Springer v. The Queen
 (October 22, 2013) involved a taxpayer who claimed that withdrawals from his RRSP had been taxed twice and sought relief in the Tax Court. The court rejected his appeal:
 Mr. Springer submits that the tax on the RRSP withdrawal is particularly harsh because the amount withdrawn is subject to double tax because it was taxed as earnings before it was transferred to the RRSP.
 First, I am not satisfied that there has been any double tax. Mr. Springer testified that the RRSP account was funded by a transfer of pension monies when he retired from CP Rail several years ago.
 Generally, employees are not subject to double tax on pension or RRSP funds or on transfers between these plans. Tax on these amounts is generally imposed only when the funds are withdrawn by the individual, which in this case occurred when Mr. Springer withdrew $19,966 in 2010.
 Without Mr. Springer providing support for his submission that there is double tax, I am not satisfied that there is.
 Second, it is well established that this Court cannot provide relief on grounds of policy, equity or fairness.
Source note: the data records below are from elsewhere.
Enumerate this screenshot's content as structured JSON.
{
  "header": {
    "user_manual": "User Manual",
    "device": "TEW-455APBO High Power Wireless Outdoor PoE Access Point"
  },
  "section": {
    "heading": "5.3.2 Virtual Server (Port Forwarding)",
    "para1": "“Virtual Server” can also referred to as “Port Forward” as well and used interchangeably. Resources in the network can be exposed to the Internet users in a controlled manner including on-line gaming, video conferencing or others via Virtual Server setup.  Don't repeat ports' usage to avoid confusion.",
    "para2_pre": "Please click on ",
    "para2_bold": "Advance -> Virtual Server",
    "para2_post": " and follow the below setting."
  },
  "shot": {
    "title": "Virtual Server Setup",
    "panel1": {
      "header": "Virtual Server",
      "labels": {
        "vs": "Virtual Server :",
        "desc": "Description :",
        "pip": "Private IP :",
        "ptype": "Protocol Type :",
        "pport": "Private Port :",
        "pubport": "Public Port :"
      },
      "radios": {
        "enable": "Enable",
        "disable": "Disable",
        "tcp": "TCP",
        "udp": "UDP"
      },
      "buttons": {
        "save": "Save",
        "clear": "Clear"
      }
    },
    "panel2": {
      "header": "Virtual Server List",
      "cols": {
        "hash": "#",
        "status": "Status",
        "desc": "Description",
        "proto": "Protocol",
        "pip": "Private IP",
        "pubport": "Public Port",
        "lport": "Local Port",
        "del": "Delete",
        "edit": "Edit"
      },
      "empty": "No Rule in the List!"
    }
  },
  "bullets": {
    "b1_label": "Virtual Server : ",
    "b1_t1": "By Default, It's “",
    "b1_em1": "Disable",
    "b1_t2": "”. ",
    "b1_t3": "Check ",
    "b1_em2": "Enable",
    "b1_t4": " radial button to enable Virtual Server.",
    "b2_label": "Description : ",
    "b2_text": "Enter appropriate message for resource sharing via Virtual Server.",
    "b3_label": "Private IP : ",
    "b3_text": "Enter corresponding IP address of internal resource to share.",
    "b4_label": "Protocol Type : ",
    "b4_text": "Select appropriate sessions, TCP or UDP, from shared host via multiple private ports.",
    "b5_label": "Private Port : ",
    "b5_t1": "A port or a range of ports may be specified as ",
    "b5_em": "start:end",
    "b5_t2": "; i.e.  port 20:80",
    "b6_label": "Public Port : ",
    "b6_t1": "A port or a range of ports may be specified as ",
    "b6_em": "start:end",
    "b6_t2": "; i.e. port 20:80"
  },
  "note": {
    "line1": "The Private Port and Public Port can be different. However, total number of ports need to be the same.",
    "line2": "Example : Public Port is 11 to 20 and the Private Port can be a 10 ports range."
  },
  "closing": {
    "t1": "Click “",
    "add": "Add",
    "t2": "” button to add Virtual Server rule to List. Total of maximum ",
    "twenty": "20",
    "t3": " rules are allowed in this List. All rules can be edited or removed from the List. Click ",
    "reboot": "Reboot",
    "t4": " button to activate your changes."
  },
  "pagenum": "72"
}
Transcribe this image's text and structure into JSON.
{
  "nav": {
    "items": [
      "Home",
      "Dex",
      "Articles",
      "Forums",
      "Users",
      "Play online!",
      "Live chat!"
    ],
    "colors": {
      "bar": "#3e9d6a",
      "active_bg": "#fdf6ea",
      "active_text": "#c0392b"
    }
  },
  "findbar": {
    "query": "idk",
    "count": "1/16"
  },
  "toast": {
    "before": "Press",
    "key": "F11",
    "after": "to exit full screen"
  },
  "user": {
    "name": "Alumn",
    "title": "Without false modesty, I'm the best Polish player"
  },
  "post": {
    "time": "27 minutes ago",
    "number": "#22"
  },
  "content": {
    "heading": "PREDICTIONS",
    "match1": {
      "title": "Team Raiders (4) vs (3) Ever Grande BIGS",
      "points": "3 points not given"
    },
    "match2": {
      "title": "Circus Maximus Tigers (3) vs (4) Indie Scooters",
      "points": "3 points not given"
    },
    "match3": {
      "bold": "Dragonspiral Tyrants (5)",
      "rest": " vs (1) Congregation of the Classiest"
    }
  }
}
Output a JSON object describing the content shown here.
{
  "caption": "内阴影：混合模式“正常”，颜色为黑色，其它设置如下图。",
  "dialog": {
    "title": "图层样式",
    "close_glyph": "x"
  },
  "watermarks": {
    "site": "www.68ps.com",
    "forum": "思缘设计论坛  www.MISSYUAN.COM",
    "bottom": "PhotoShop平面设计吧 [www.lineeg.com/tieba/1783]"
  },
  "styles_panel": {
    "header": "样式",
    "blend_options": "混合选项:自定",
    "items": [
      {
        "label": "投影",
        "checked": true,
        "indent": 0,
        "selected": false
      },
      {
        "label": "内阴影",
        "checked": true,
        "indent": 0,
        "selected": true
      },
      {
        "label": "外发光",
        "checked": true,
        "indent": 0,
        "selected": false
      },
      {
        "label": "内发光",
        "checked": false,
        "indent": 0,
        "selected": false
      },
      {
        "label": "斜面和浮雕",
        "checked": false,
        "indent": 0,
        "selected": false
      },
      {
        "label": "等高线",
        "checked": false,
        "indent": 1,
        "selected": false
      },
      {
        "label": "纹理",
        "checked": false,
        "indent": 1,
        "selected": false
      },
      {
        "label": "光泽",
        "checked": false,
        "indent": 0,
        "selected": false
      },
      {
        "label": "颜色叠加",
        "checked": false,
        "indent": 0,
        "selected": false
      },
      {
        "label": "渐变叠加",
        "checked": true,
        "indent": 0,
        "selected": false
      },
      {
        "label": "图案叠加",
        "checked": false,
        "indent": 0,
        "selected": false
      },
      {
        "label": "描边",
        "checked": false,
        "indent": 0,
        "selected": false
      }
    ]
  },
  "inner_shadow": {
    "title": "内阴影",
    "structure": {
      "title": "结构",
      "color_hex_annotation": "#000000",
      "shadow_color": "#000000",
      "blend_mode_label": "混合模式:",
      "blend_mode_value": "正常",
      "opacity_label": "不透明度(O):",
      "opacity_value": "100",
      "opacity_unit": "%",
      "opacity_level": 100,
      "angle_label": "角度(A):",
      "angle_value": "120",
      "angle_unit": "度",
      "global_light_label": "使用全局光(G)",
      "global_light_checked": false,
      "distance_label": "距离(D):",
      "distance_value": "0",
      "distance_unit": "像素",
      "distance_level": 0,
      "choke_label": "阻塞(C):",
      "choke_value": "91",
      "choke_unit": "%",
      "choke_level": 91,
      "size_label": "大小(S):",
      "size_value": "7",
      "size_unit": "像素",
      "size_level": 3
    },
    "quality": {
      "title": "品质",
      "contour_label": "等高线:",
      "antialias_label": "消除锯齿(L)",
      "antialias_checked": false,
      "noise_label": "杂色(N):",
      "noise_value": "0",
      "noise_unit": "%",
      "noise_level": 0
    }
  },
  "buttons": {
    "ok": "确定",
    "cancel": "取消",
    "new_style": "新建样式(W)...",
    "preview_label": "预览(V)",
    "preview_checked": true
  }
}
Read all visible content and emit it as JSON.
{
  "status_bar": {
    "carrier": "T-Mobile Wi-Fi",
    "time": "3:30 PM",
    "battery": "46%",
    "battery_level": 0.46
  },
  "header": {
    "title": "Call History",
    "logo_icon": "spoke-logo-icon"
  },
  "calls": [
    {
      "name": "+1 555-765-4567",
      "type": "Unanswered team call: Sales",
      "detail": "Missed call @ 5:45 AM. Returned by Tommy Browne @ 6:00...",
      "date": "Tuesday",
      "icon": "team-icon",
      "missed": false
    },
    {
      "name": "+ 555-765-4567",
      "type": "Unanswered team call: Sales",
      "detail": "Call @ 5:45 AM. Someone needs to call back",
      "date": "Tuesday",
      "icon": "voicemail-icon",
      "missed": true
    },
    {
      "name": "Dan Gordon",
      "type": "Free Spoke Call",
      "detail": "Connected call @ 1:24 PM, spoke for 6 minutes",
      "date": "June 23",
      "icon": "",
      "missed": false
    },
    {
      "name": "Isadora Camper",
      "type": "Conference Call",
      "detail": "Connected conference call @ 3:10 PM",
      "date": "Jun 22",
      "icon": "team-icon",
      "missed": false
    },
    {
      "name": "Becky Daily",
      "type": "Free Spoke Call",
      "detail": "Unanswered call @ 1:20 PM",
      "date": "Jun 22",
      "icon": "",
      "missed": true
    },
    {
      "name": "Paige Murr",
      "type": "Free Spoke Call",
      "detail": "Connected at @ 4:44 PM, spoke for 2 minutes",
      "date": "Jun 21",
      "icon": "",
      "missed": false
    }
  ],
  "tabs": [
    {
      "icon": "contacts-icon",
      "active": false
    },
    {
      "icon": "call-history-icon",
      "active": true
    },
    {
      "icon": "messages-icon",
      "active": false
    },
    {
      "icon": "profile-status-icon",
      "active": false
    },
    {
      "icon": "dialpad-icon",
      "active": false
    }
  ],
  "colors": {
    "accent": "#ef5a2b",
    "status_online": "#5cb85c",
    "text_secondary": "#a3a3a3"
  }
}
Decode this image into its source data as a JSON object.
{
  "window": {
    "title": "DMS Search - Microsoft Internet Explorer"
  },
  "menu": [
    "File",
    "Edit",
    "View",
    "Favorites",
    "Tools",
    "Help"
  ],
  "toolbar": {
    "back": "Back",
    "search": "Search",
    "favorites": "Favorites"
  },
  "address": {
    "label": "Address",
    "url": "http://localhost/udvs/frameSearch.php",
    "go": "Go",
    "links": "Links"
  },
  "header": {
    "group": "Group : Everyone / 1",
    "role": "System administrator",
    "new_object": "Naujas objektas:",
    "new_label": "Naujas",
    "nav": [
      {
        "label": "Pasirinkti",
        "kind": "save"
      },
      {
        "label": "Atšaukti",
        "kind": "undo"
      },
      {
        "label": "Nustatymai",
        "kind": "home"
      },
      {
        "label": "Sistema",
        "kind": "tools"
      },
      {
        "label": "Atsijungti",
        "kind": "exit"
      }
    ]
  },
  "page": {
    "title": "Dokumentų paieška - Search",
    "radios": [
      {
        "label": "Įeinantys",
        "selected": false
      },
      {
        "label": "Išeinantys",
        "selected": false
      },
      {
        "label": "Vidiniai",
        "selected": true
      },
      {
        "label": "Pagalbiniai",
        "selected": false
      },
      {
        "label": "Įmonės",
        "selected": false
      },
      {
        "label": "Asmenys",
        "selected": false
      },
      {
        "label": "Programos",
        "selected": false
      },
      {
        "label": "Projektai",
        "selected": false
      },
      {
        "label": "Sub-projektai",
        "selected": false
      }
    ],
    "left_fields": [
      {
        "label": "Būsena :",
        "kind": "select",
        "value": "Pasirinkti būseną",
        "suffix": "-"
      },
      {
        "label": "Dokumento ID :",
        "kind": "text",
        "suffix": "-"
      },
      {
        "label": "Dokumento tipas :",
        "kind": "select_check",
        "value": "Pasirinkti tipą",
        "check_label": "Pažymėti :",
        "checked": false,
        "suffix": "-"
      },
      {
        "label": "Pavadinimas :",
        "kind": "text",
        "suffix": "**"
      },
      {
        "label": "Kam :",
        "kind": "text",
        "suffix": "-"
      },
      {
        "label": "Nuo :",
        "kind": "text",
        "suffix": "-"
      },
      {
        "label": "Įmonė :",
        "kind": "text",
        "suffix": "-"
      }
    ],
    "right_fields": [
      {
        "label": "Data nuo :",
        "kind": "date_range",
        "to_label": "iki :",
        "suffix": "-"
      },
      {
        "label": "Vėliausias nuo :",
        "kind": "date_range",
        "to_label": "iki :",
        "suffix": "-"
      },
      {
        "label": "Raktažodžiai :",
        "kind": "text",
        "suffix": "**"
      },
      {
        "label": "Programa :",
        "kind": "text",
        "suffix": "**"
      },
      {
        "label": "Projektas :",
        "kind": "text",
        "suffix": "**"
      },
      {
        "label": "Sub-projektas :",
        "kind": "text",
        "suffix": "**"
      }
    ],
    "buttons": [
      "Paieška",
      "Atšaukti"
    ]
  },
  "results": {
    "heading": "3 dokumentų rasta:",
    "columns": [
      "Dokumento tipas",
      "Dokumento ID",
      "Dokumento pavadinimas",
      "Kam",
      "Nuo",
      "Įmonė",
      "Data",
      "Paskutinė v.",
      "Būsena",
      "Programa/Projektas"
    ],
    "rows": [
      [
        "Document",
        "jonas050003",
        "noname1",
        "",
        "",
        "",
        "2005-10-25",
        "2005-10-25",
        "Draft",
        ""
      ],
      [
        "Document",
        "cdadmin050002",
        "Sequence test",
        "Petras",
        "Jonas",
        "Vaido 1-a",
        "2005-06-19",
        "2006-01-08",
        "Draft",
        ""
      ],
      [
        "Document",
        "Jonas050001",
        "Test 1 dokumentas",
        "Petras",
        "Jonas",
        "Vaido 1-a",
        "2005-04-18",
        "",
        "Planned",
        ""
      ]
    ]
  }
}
The Court is required to apply the provisions of the legislation regardless of the consequences in a particular case (Chaya v The Queen
, 2004 FCA 327). Accordingly, even if the result is unfair, no relief can be provided.
This appears to be a solid, unexceptional result.
 2013 TCC 332.